Task description> The expected answer is every line from the material below that has the word "true".

Material for this task>
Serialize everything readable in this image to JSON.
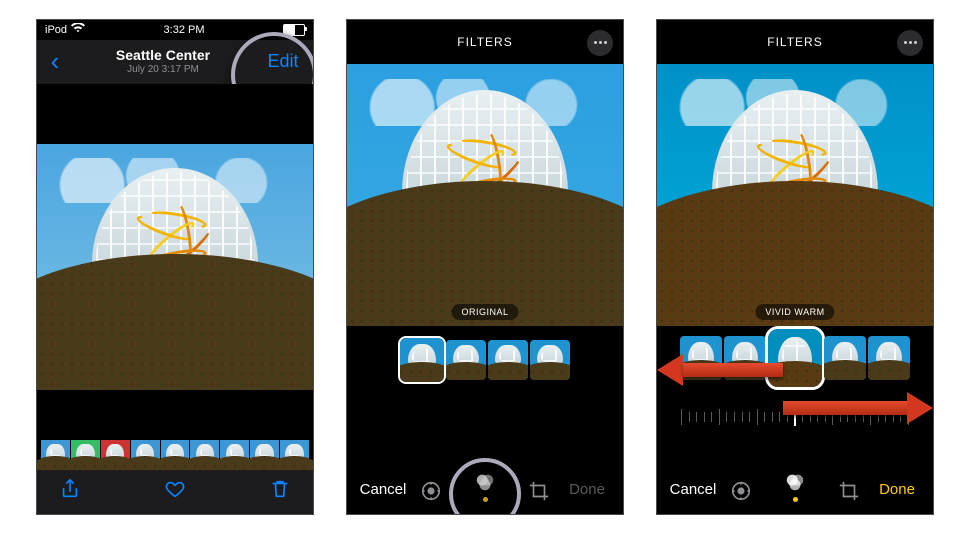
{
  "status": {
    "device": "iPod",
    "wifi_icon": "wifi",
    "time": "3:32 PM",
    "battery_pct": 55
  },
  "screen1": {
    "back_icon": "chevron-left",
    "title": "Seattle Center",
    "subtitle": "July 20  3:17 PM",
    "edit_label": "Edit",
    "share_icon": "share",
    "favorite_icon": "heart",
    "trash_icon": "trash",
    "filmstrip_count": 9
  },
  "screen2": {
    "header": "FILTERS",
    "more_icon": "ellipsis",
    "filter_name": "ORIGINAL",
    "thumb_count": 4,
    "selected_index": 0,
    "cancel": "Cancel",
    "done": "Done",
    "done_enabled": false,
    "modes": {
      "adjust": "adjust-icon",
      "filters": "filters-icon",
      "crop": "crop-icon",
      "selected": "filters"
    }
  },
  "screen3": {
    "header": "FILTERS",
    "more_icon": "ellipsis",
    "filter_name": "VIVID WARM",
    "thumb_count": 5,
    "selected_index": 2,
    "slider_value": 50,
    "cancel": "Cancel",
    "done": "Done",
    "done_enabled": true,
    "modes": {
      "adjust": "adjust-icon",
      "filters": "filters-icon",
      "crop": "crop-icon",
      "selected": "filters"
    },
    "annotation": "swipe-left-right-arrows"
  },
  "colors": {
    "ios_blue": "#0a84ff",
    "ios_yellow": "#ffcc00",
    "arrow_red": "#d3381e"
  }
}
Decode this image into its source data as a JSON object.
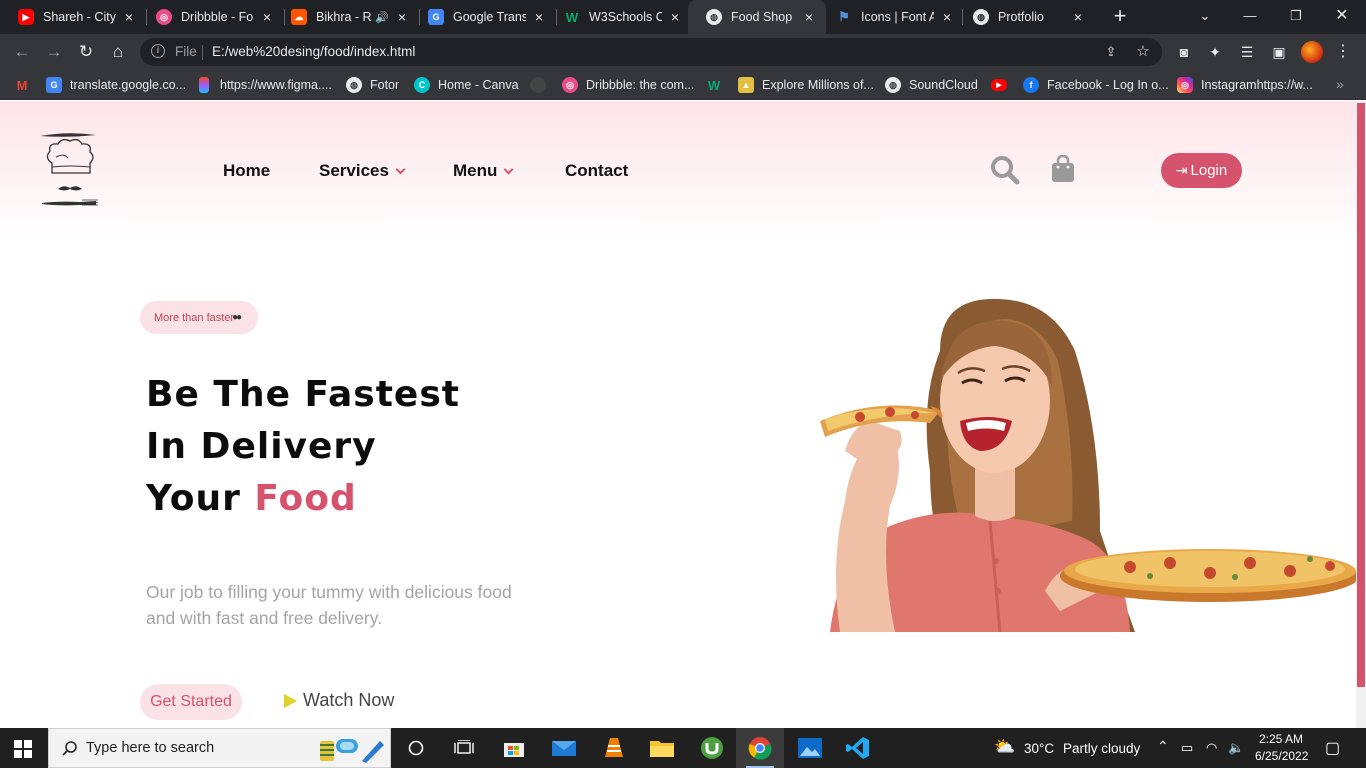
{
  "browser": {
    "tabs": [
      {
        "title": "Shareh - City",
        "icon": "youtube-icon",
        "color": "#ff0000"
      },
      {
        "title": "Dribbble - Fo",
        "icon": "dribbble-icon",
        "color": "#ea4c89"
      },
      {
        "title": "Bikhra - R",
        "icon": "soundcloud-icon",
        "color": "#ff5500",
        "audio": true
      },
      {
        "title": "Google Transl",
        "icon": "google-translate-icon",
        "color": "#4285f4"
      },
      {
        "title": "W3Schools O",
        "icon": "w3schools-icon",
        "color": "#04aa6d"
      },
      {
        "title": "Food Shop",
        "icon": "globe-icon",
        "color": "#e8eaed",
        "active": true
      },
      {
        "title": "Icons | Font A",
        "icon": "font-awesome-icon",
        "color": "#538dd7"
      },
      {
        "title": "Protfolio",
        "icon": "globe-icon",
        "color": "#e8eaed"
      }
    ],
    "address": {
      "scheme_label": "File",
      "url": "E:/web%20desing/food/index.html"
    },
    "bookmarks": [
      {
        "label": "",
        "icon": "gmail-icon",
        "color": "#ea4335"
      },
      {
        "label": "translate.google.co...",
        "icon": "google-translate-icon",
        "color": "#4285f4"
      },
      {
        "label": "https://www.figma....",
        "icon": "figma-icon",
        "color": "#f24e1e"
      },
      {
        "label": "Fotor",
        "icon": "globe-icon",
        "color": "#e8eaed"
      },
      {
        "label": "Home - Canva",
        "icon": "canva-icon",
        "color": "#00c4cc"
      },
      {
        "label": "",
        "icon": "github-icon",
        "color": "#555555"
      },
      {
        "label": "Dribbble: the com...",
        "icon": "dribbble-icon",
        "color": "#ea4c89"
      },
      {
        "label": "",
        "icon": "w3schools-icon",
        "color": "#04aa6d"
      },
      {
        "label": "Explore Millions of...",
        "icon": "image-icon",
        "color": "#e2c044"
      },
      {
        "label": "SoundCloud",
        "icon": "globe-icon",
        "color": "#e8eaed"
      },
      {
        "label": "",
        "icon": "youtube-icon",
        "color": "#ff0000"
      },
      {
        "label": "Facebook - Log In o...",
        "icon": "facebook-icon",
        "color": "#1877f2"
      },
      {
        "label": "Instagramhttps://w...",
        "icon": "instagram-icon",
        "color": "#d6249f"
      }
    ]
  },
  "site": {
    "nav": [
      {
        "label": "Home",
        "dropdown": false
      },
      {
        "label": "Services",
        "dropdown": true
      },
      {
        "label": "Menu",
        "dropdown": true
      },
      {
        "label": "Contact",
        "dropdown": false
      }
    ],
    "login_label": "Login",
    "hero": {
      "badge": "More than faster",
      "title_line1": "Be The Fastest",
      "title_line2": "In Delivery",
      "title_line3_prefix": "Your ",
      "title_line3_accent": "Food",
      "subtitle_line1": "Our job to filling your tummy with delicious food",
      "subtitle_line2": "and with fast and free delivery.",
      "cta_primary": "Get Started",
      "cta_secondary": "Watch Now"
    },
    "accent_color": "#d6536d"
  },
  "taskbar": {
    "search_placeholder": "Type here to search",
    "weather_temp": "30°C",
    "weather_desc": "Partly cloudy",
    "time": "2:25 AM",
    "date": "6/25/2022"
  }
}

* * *

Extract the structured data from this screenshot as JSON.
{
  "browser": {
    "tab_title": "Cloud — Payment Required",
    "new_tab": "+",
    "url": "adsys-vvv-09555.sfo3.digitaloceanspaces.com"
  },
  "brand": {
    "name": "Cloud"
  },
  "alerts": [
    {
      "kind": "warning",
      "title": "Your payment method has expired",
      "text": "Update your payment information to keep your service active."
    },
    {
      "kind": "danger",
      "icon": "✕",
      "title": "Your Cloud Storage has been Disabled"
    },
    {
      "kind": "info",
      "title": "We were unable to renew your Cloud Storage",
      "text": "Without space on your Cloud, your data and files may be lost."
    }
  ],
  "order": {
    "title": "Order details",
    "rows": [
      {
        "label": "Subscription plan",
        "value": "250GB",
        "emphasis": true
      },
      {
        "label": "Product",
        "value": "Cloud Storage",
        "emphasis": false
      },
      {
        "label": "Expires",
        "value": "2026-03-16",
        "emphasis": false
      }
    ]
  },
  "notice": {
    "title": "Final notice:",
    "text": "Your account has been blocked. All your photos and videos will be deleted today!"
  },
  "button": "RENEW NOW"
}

Output of the task>
    "done_enabled": true,
        "audio": true
        "active": true
        "dropdown": true
        "dropdown": true
        "emphasis": true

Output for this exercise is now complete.